### What you are asked to do
Out of all the lines below, count those with the word "likes". Give the number only.

Records for this exercise Start Marker

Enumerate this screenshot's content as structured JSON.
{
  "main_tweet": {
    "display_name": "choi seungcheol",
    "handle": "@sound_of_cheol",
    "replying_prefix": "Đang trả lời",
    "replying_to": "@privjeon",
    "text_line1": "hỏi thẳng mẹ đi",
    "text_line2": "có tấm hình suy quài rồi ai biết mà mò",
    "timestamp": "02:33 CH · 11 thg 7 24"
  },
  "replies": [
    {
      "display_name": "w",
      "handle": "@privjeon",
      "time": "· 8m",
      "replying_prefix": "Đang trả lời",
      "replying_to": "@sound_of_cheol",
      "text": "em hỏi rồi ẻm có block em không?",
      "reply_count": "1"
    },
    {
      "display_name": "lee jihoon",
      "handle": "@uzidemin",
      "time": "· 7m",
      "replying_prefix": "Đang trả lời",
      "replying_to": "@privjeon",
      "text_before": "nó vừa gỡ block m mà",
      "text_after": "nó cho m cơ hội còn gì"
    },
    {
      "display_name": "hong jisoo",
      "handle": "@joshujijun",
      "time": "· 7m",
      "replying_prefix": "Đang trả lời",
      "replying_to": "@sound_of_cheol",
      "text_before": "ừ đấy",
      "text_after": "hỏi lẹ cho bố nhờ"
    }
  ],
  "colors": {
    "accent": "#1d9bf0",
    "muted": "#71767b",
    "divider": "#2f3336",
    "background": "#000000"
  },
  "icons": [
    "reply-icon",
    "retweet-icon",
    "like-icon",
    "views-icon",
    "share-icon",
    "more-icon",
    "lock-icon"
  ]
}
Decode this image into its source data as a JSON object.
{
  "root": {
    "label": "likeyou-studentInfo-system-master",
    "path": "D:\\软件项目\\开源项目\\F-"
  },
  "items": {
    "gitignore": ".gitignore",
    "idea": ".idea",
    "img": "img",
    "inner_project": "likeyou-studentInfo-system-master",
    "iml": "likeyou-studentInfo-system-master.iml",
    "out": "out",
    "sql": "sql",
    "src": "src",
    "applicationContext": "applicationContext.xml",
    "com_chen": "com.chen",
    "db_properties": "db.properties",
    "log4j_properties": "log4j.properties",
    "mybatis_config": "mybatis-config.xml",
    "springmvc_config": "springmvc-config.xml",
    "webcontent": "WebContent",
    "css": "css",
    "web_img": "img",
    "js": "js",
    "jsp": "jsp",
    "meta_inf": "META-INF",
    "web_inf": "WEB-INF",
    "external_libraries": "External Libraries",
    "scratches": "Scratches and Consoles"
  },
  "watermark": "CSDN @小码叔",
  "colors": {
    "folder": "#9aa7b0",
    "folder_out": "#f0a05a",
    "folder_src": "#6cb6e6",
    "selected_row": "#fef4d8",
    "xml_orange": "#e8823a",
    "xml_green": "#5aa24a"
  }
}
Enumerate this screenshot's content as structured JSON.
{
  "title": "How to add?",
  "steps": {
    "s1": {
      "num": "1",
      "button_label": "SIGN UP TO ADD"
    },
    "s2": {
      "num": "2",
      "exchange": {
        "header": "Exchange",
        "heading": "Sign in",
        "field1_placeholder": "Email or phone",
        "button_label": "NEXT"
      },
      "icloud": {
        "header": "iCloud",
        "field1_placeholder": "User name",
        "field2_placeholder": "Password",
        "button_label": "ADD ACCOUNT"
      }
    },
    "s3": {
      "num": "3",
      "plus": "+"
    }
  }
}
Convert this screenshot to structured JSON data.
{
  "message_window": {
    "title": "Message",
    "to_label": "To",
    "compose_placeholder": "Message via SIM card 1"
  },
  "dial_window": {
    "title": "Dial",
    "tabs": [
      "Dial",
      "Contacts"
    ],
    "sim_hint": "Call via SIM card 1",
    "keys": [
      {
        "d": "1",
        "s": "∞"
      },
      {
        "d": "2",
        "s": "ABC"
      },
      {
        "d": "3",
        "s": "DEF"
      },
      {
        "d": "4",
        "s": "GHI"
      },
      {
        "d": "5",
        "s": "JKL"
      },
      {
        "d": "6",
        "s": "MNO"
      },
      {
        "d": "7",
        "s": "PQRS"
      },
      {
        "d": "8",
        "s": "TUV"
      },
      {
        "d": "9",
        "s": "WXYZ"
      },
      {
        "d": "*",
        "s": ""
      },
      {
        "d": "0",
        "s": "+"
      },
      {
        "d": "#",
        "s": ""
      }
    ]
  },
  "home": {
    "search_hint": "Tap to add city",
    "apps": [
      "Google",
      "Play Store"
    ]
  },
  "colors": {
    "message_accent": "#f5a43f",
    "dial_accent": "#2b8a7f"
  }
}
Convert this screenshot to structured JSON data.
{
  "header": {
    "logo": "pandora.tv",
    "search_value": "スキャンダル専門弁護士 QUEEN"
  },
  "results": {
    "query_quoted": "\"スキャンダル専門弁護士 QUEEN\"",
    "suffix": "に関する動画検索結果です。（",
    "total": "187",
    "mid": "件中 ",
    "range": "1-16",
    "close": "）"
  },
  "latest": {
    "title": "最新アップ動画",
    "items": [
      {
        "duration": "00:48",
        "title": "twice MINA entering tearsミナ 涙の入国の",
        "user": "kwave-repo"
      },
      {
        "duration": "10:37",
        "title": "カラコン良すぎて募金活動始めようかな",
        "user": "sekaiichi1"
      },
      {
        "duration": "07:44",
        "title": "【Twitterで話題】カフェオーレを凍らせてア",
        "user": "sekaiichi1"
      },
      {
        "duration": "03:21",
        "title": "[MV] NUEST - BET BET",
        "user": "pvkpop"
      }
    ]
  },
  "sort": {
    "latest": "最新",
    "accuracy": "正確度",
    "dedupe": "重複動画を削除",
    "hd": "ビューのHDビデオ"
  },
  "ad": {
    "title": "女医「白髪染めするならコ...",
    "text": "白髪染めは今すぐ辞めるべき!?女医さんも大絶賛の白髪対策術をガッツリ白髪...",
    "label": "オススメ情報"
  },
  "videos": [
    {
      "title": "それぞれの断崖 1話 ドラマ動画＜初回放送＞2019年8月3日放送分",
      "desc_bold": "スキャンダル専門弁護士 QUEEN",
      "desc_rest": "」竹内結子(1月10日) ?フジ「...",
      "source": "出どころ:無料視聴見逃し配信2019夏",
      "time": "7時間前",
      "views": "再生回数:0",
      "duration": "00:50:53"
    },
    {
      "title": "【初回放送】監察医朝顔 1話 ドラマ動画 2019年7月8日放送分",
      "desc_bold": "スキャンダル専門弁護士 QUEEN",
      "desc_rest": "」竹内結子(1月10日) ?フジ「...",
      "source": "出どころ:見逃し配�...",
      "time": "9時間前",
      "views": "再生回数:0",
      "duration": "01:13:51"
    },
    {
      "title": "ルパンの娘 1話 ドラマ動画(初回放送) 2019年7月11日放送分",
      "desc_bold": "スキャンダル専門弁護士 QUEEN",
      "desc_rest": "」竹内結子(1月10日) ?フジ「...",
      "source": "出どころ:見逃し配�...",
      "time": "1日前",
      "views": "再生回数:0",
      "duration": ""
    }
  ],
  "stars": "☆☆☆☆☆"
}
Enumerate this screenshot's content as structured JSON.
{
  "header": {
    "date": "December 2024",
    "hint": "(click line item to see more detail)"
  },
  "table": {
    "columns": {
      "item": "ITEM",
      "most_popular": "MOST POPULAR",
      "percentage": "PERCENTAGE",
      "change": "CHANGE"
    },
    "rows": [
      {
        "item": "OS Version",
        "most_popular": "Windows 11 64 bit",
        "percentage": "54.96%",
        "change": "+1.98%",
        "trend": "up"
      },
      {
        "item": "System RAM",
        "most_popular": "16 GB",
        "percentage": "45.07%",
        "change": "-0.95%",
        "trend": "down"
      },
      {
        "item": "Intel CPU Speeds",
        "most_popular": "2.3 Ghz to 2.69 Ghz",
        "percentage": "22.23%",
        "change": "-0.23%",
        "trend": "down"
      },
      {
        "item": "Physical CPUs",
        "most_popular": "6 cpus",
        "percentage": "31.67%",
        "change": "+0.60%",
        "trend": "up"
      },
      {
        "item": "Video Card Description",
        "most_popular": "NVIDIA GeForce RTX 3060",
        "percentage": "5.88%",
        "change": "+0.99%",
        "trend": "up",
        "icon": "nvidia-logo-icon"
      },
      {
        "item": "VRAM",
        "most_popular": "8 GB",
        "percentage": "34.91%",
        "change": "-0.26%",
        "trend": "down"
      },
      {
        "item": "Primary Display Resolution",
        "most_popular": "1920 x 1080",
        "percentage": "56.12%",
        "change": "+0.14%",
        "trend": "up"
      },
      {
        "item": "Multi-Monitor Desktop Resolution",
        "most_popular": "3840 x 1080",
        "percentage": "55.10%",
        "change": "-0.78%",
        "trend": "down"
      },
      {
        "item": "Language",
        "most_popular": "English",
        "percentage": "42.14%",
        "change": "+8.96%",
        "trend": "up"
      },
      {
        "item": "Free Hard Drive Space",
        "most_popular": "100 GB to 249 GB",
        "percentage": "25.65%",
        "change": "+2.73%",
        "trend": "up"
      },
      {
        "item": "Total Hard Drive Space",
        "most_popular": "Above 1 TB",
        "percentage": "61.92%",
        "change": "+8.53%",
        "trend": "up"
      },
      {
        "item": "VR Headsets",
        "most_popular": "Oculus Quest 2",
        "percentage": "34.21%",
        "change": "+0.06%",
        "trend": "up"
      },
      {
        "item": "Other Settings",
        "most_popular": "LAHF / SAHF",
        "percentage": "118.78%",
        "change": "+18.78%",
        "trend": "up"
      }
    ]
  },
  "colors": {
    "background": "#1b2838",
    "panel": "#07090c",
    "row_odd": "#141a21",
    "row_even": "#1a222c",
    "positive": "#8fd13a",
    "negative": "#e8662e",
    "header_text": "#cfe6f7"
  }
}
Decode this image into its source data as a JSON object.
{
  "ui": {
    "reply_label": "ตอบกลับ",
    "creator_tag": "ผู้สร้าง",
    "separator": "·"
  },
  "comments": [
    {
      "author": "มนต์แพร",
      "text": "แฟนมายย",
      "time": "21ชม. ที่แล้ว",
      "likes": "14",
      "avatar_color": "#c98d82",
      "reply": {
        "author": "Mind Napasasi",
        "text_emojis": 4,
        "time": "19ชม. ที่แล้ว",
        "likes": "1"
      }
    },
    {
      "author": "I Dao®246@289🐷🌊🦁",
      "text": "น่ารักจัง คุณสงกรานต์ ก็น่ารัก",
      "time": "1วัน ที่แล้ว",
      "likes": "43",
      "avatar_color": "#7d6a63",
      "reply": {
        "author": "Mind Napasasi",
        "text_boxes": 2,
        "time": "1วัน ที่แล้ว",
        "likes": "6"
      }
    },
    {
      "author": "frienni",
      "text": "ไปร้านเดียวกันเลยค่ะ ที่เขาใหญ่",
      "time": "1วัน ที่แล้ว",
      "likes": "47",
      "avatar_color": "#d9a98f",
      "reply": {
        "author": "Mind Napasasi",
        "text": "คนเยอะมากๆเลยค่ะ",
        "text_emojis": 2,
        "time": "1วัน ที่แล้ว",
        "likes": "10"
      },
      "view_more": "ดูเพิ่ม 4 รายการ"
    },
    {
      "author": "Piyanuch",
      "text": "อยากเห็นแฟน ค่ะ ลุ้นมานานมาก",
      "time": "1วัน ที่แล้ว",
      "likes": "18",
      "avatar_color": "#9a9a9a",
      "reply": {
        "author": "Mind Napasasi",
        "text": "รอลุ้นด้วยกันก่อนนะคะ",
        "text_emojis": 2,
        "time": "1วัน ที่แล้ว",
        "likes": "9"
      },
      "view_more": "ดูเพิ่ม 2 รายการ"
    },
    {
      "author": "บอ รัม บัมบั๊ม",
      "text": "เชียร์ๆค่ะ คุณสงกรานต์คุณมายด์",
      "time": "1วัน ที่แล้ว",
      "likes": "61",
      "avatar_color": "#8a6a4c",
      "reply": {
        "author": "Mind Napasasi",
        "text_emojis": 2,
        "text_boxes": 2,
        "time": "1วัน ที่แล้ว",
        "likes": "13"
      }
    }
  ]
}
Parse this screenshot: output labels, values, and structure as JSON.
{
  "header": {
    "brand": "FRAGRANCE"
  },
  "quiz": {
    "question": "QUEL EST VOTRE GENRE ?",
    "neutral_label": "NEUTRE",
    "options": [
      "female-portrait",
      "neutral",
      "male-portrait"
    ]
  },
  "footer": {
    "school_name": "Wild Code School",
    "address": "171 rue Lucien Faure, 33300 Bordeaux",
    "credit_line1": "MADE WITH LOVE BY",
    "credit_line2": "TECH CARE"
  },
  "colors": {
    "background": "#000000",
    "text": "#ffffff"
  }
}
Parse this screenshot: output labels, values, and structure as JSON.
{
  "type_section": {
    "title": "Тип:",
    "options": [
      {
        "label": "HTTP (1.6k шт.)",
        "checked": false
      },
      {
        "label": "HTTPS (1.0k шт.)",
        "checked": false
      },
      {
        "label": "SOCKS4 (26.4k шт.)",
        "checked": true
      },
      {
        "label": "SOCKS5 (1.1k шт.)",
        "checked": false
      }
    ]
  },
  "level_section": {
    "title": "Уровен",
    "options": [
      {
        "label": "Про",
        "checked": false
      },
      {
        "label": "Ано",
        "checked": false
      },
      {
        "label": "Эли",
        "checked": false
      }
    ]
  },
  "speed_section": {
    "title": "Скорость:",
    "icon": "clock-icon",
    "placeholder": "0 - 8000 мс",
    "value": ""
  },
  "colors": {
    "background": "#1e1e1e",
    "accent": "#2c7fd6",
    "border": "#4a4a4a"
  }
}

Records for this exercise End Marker

### Reply
10